TRJR 14 aim

Exercise TRJR 14 is an operational level command-post exercise (CPX), which aims to train and evaluate NRDC-ESP and SFN as land and maritime expeditionary Joint Task Force Headquarters (JTF HQs) to plan and conduct Small Joint Operations (SJOs) under direct command of SACEUR.

It also aims to exercise NSHQ to deploy and Command and Control (C2) Special Operations Task Groups.
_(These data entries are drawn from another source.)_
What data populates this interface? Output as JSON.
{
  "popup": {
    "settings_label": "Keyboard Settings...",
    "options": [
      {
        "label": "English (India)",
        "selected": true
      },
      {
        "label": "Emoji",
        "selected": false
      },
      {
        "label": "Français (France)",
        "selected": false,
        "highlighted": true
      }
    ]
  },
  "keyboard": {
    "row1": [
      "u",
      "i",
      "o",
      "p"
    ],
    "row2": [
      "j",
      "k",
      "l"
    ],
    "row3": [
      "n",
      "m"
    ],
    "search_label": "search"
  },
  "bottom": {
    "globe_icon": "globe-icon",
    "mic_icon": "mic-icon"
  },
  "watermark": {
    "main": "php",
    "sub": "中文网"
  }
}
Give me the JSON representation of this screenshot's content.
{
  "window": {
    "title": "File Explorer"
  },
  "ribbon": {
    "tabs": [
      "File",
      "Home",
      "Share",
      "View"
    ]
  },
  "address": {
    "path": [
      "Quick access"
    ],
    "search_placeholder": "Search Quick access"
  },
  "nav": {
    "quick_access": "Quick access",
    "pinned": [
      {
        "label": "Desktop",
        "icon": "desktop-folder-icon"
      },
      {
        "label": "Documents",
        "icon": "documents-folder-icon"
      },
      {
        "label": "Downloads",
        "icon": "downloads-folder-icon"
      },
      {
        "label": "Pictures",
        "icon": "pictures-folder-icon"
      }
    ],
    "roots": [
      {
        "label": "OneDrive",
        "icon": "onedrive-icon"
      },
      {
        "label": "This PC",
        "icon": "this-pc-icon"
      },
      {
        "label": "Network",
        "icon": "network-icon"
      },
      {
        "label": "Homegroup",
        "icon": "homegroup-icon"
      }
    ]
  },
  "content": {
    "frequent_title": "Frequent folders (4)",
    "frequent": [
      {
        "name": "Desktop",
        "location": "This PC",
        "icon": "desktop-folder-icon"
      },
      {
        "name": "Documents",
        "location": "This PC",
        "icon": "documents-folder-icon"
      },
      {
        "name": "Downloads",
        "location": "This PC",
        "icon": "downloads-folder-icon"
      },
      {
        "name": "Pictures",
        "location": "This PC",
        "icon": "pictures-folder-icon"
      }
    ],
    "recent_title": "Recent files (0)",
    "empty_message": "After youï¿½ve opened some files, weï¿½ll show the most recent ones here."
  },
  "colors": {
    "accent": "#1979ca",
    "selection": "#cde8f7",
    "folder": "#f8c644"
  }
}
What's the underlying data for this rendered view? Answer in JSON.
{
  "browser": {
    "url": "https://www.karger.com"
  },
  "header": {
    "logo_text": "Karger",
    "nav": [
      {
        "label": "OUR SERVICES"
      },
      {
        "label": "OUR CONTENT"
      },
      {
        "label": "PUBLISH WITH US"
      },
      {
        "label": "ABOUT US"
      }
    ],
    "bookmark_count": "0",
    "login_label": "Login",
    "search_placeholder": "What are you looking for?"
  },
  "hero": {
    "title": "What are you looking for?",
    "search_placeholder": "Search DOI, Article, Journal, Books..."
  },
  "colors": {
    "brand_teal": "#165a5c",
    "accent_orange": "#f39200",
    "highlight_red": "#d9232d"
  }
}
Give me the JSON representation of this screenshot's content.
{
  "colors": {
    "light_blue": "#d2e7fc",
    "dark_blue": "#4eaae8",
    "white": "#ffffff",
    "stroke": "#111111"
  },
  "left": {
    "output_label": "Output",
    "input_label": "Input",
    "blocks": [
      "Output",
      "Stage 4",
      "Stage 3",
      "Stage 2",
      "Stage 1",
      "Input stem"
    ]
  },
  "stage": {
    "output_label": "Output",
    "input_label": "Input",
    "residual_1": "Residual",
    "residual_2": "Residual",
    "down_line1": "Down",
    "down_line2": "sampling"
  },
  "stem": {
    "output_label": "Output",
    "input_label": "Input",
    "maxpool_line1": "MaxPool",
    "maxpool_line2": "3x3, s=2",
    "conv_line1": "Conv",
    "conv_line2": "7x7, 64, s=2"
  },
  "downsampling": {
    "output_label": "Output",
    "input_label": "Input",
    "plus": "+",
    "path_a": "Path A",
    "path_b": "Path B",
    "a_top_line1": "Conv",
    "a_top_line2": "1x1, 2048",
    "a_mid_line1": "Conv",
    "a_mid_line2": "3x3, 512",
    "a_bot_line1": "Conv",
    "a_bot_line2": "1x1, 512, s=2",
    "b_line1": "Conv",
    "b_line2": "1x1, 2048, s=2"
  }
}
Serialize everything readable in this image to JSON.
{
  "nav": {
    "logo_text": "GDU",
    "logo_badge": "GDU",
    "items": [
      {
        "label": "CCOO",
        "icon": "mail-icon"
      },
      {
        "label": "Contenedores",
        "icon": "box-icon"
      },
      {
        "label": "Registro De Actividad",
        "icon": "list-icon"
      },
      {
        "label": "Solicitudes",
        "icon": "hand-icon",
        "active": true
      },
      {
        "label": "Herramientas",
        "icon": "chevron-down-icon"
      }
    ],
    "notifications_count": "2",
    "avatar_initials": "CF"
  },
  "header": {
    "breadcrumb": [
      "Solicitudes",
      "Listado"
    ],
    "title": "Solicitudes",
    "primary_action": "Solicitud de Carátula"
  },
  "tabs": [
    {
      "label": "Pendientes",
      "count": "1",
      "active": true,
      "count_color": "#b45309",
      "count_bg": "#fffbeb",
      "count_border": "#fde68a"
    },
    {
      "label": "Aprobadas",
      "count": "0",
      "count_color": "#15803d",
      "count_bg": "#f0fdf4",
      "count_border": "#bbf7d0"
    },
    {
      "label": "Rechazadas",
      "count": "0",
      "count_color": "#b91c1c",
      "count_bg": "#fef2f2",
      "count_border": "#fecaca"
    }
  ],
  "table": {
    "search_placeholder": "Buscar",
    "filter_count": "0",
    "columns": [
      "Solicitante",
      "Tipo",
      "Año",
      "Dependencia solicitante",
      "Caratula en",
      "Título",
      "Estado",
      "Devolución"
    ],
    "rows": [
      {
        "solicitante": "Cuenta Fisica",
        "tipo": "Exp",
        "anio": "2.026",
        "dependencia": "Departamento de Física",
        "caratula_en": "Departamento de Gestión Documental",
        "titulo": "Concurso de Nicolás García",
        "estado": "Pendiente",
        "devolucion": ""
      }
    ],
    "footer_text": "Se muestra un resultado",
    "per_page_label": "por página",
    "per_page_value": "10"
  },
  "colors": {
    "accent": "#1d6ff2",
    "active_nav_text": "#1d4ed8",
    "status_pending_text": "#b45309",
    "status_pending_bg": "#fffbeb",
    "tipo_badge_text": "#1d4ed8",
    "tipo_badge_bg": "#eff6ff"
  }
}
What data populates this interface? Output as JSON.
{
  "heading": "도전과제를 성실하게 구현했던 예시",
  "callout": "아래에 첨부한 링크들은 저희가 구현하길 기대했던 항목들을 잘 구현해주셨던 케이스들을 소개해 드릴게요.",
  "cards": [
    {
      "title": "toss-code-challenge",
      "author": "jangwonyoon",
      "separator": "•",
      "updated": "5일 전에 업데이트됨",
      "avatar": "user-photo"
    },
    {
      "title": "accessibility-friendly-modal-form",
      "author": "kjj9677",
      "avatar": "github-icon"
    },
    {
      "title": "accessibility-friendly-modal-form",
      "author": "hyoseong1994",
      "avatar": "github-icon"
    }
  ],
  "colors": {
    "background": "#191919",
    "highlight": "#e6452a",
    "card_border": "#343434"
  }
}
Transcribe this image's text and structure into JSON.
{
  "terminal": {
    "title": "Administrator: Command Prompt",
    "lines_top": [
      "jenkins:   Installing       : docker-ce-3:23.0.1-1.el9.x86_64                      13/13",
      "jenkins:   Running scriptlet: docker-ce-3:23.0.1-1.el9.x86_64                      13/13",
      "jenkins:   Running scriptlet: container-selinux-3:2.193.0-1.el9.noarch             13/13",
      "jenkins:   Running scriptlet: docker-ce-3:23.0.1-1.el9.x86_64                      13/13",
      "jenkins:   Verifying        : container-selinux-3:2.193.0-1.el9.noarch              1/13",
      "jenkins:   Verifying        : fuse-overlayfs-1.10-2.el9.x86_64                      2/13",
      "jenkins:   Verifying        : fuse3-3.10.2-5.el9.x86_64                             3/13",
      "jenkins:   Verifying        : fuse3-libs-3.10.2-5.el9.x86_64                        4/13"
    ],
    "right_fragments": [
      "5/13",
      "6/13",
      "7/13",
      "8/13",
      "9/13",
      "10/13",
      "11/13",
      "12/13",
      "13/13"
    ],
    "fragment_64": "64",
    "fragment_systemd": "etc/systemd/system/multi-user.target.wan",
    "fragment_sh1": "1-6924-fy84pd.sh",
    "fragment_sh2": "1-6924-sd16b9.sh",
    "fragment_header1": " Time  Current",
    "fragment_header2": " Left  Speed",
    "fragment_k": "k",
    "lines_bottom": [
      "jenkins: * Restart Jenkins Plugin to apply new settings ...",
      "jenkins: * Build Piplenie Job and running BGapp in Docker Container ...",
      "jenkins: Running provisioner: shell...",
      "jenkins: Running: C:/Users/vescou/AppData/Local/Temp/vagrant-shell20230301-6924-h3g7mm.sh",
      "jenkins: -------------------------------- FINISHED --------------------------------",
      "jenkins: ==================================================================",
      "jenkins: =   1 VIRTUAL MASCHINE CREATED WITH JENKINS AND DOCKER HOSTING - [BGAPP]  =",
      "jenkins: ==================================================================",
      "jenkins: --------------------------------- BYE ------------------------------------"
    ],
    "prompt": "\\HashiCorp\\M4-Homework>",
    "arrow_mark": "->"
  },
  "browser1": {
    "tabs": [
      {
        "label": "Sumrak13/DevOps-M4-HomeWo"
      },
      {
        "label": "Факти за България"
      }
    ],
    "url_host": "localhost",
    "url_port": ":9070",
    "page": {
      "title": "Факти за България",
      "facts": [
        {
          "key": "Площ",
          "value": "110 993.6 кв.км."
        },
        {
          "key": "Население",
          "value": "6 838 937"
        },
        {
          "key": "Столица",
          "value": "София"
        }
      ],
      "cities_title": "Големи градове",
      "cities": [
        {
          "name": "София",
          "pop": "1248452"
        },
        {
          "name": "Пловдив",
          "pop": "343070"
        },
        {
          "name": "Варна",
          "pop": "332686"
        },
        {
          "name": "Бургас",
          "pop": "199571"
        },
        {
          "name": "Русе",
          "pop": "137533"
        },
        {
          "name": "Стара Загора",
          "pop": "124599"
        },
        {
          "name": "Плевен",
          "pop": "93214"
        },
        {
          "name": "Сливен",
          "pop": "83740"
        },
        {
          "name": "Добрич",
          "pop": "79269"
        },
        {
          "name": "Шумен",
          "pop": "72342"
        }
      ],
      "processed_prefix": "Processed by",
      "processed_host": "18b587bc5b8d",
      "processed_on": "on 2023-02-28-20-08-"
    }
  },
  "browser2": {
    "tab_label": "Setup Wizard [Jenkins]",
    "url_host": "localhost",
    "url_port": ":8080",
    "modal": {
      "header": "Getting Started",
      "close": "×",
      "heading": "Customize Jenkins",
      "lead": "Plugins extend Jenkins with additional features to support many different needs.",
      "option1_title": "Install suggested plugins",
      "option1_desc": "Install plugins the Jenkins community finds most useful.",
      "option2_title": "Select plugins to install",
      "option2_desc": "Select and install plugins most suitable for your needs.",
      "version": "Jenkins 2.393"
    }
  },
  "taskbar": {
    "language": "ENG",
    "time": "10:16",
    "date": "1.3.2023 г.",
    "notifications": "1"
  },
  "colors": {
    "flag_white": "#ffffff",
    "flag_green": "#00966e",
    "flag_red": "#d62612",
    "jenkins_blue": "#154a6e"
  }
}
Lieutenant Colonel Bo Andersen pointed out the significance of TRJR 14 in laying a foundation for future NATO Force Structure (NFS) exercises. He lauded the teamwork of the OLRTs during the crisis response training and said: “The ability to rapidly wrap your head around a political/military crisis at the operational/strategic level under pressure, with media attention and within certain time constraints is new to most if not all NATO Force Structure Headquarters. The OLRTs are critical to the planning and their work environment is stressful and sometimes culturally challenging. You can only do this as a team and through cooperation and effective communication. The NRDC-ESP and SFN OLRTs did well in that respect.”